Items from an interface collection
______

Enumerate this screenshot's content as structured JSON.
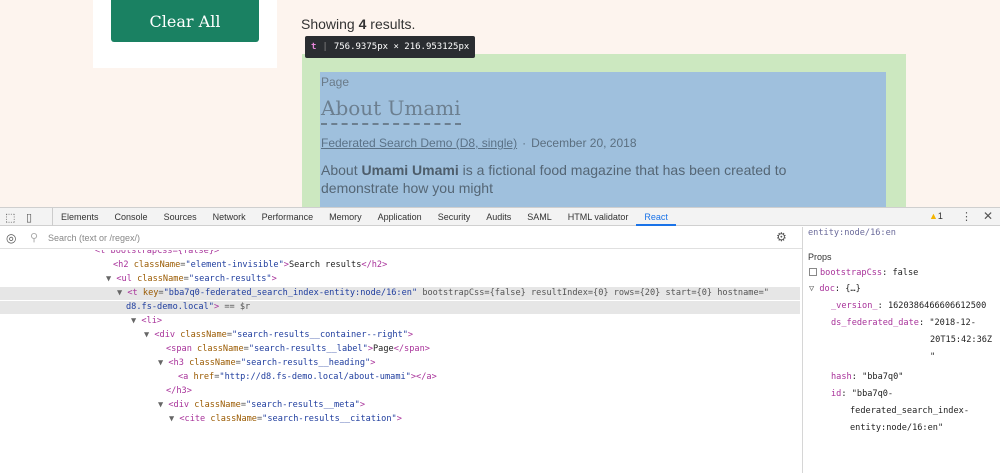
{
  "page": {
    "clear_all_label": "Clear All",
    "showing_prefix": "Showing ",
    "showing_count": "4",
    "showing_suffix": " results.",
    "tooltip": {
      "tag": "t",
      "sep": "|",
      "size": "756.9375px × 216.953125px"
    },
    "result": {
      "label": "Page",
      "title": "About Umami",
      "site_link": "Federated Search Demo (D8, single)",
      "date_sep": "·",
      "date": "December 20, 2018",
      "snippet_before": "About ",
      "snippet_bold": "Umami Umami",
      "snippet_after": " is a fictional food magazine that has been created to demonstrate how you might"
    }
  },
  "devtools": {
    "tabs": [
      "Elements",
      "Console",
      "Sources",
      "Network",
      "Performance",
      "Memory",
      "Application",
      "Security",
      "Audits",
      "SAML",
      "HTML validator",
      "React"
    ],
    "active_tab": "React",
    "warning_count": "1",
    "search_placeholder": "Search (text or /regex/)",
    "props_header": "Props",
    "props_top_cut": "entity:node/16:en"
  },
  "tree_lines": [
    {
      "text": "<t bootstrapCss={false}>"
    },
    {
      "tag_open": "<h2 ",
      "attr": "className",
      "eq": "=",
      "val": "\"element-invisible\"",
      "tag_close": ">",
      "txt": "Search results",
      "end": "</h2>"
    },
    {
      "tri": "▼ ",
      "tag_open": "<ul ",
      "attr": "className",
      "eq": "=",
      "val": "\"search-results\"",
      "tag_close": ">"
    },
    {
      "tri": "▼ ",
      "tag_open": "<t ",
      "attr": "key",
      "eq": "=",
      "val": "\"bba7q0-federated_search_index-entity:node/16:en\"",
      "rest": " bootstrapCss={false} resultIndex={0} rows={20} start={0} hostname=\""
    },
    {
      "cont": "d8.fs-demo.local\"",
      "tag_close": ">",
      "eqsr": " == $r"
    },
    {
      "tri": "▼ ",
      "tag_open": "<li",
      "tag_close": ">"
    },
    {
      "tri": "▼ ",
      "tag_open": "<div ",
      "attr": "className",
      "eq": "=",
      "val": "\"search-results__container--right\"",
      "tag_close": ">"
    },
    {
      "tag_open": "<span ",
      "attr": "className",
      "eq": "=",
      "val": "\"search-results__label\"",
      "tag_close": ">",
      "txt": "Page",
      "end": "</span>"
    },
    {
      "tri": "▼ ",
      "tag_open": "<h3 ",
      "attr": "className",
      "eq": "=",
      "val": "\"search-results__heading\"",
      "tag_close": ">"
    },
    {
      "tag_open": "<a ",
      "attr": "href",
      "eq": "=",
      "val": "\"http://d8.fs-demo.local/about-umami\"",
      "tag_close": ">",
      "end": "</a>"
    },
    {
      "tag_open": "</h3>"
    },
    {
      "tri": "▼ ",
      "tag_open": "<div ",
      "attr": "className",
      "eq": "=",
      "val": "\"search-results__meta\"",
      "tag_close": ">"
    },
    {
      "tri": "▼ ",
      "tag_open": "<cite ",
      "attr": "className",
      "eq": "=",
      "val": "\"search-results__citation\"",
      "tag_close": ">"
    }
  ],
  "props": {
    "bootstrap_key": "bootstrapCss",
    "bootstrap_val": "false",
    "doc_key": "doc",
    "doc_val": "{…}",
    "version_key": "_version_",
    "version_val": "1620386466606612500",
    "date_key": "ds_federated_date",
    "date_val_1": "\"2018-12-",
    "date_val_2": "20T15:42:36Z",
    "date_val_3": "\"",
    "hash_key": "hash",
    "hash_val": "\"bba7q0\"",
    "id_key": "id",
    "id_val_1": "\"bba7q0-",
    "id_val_2": "federated_search_index-",
    "id_val_3": "entity:node/16:en\""
  }
}
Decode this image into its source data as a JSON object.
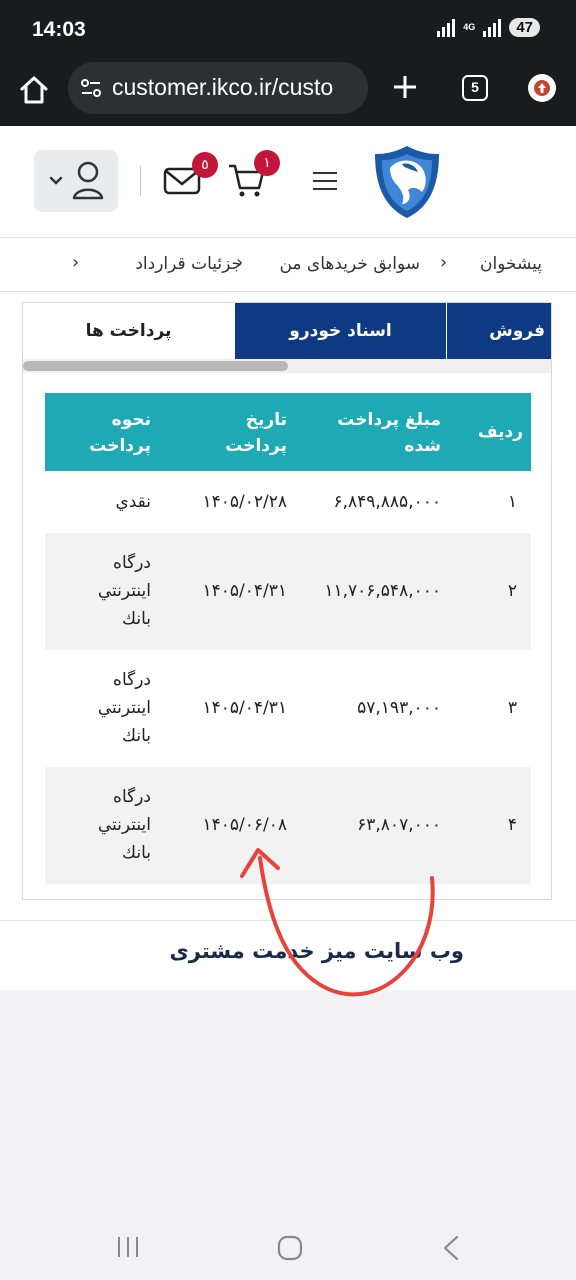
{
  "status": {
    "time": "14:03",
    "network": "4G",
    "battery": "47"
  },
  "browser": {
    "url": "customer.ikco.ir/custo",
    "tab_count": "5"
  },
  "header": {
    "mail_badge": "٥",
    "cart_badge": "١"
  },
  "breadcrumb": {
    "items": [
      "پیشخوان",
      "سوابق خریدهای من",
      "جزئیات قرارداد"
    ]
  },
  "tabs": [
    {
      "label": "پرداخت ها",
      "active": true
    },
    {
      "label": "اسناد خودرو",
      "active": false
    },
    {
      "label": "فروش",
      "active": false
    }
  ],
  "table": {
    "headers": {
      "row_no": "ردیف",
      "amount_l1": "مبلغ پرداخت",
      "amount_l2": "شده",
      "date_l1": "تاریخ",
      "date_l2": "پرداخت",
      "method_l1": "نحوه",
      "method_l2": "پرداخت"
    },
    "rows": [
      {
        "no": "١",
        "amount": "۶,۸۴۹,۸۸۵,۰۰۰",
        "date": "۱۴۰۵/۰۲/۲۸",
        "method": [
          "نقدي"
        ]
      },
      {
        "no": "٢",
        "amount": "۱۱,۷۰۶,۵۴۸,۰۰۰",
        "date": "۱۴۰۵/۰۴/۳۱",
        "method": [
          "درگاه",
          "اینترنتي",
          "بانك"
        ]
      },
      {
        "no": "٣",
        "amount": "۵۷,۱۹۳,۰۰۰",
        "date": "۱۴۰۵/۰۴/۳۱",
        "method": [
          "درگاه",
          "اینترنتي",
          "بانك"
        ]
      },
      {
        "no": "۴",
        "amount": "۶۳,۸۰۷,۰۰۰",
        "date": "۱۴۰۵/۰۶/۰۸",
        "method": [
          "درگاه",
          "اینترنتي",
          "بانك"
        ]
      }
    ]
  },
  "footer": {
    "text": "وب سایت میز خدمت مشتری"
  },
  "colors": {
    "tab_active_bg": "#0d3a82",
    "table_header_bg": "#1fa9b5",
    "badge": "#c4163b",
    "annotation": "#e8433a"
  }
}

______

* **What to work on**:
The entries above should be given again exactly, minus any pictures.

* **Reply**:
Enumerate this screenshot's content as structured JSON.
{
  "page": {
    "clear_all_label": "Clear All",
    "showing_prefix": "Showing ",
    "showing_count": "4",
    "showing_suffix": " results.",
    "tooltip": {
      "tag": "t",
      "sep": "|",
      "size": "756.9375px × 216.953125px"
    },
    "result": {
      "label": "Page",
      "title": "About Umami",
      "site_link": "Federated Search Demo (D8, single)",
      "date_sep": "·",
      "date": "December 20, 2018",
      "snippet_before": "About ",
      "snippet_bold": "Umami Umami",
      "snippet_after": " is a fictional food magazine that has been created to demonstrate how you might"
    }
  },
  "devtools": {
    "tabs": [
      "Elements",
      "Console",
      "Sources",
      "Network",
      "Performance",
      "Memory",
      "Application",
      "Security",
      "Audits",
      "SAML",
      "HTML validator",
      "React"
    ],
    "active_tab": "React",
    "warning_count": "1",
    "search_placeholder": "Search (text or /regex/)",
    "props_header": "Props",
    "props_top_cut": "entity:node/16:en"
  },
  "tree_lines": [
    {
      "text": "<t bootstrapCss={false}>"
    },
    {
      "tag_open": "<h2 ",
      "attr": "className",
      "eq": "=",
      "val": "\"element-invisible\"",
      "tag_close": ">",
      "txt": "Search results",
      "end": "</h2>"
    },
    {
      "tri": "▼ ",
      "tag_open": "<ul ",
      "attr": "className",
      "eq": "=",
      "val": "\"search-results\"",
      "tag_close": ">"
    },
    {
      "tri": "▼ ",
      "tag_open": "<t ",
      "attr": "key",
      "eq": "=",
      "val": "\"bba7q0-federated_search_index-entity:node/16:en\"",
      "rest": " bootstrapCss={false} resultIndex={0} rows={20} start={0} hostname=\""
    },
    {
      "cont": "d8.fs-demo.local\"",
      "tag_close": ">",
      "eqsr": " == $r"
    },
    {
      "tri": "▼ ",
      "tag_open": "<li",
      "tag_close": ">"
    },
    {
      "tri": "▼ ",
      "tag_open": "<div ",
      "attr": "className",
      "eq": "=",
      "val": "\"search-results__container--right\"",
      "tag_close": ">"
    },
    {
      "tag_open": "<span ",
      "attr": "className",
      "eq": "=",
      "val": "\"search-results__label\"",
      "tag_close": ">",
      "txt": "Page",
      "end": "</span>"
    },
    {
      "tri": "▼ ",
      "tag_open": "<h3 ",
      "attr": "className",
      "eq": "=",
      "val": "\"search-results__heading\"",
      "tag_close": ">"
    },
    {
      "tag_open": "<a ",
      "attr": "href",
      "eq": "=",
      "val": "\"http://d8.fs-demo.local/about-umami\"",
      "tag_close": ">",
      "end": "</a>"
    },
    {
      "tag_open": "</h3>"
    },
    {
      "tri": "▼ ",
      "tag_open": "<div ",
      "attr": "className",
      "eq": "=",
      "val": "\"search-results__meta\"",
      "tag_close": ">"
    },
    {
      "tri": "▼ ",
      "tag_open": "<cite ",
      "attr": "className",
      "eq": "=",
      "val": "\"search-results__citation\"",
      "tag_close": ">"
    }
  ],
  "props": {
    "bootstrap_key": "bootstrapCss",
    "bootstrap_val": "false",
    "doc_key": "doc",
    "doc_val": "{…}",
    "version_key": "_version_",
    "version_val": "1620386466606612500",
    "date_key": "ds_federated_date",
    "date_val_1": "\"2018-12-",
    "date_val_2": "20T15:42:36Z",
    "date_val_3": "\"",
    "hash_key": "hash",
    "hash_val": "\"bba7q0\"",
    "id_key": "id",
    "id_val_1": "\"bba7q0-",
    "id_val_2": "federated_search_index-",
    "id_val_3": "entity:node/16:en\""
  }
}
Decode this image into its source data as a JSON object.
{
  "status": {
    "time": "14:03",
    "network": "4G",
    "battery": "47"
  },
  "browser": {
    "url": "customer.ikco.ir/custo",
    "tab_count": "5"
  },
  "header": {
    "mail_badge": "٥",
    "cart_badge": "١"
  },
  "breadcrumb": {
    "items": [
      "پیشخوان",
      "سوابق خریدهای من",
      "جزئیات قرارداد"
    ]
  },
  "tabs": [
    {
      "label": "پرداخت ها",
      "active": true
    },
    {
      "label": "اسناد خودرو",
      "active": false
    },
    {
      "label": "فروش",
      "active": false
    }
  ],
  "table": {
    "headers": {
      "row_no": "ردیف",
      "amount_l1": "مبلغ پرداخت",
      "amount_l2": "شده",
      "date_l1": "تاریخ",
      "date_l2": "پرداخت",
      "method_l1": "نحوه",
      "method_l2": "پرداخت"
    },
    "rows": [
      {
        "no": "١",
        "amount": "۶,۸۴۹,۸۸۵,۰۰۰",
        "date": "۱۴۰۵/۰۲/۲۸",
        "method": [
          "نقدي"
        ]
      },
      {
        "no": "٢",
        "amount": "۱۱,۷۰۶,۵۴۸,۰۰۰",
        "date": "۱۴۰۵/۰۴/۳۱",
        "method": [
          "درگاه",
          "اینترنتي",
          "بانك"
        ]
      },
      {
        "no": "٣",
        "amount": "۵۷,۱۹۳,۰۰۰",
        "date": "۱۴۰۵/۰۴/۳۱",
        "method": [
          "درگاه",
          "اینترنتي",
          "بانك"
        ]
      },
      {
        "no": "۴",
        "amount": "۶۳,۸۰۷,۰۰۰",
        "date": "۱۴۰۵/۰۶/۰۸",
        "method": [
          "درگاه",
          "اینترنتي",
          "بانك"
        ]
      }
    ]
  },
  "footer": {
    "text": "وب سایت میز خدمت مشتری"
  },
  "colors": {
    "tab_active_bg": "#0d3a82",
    "table_header_bg": "#1fa9b5",
    "badge": "#c4163b",
    "annotation": "#e8433a"
  }
}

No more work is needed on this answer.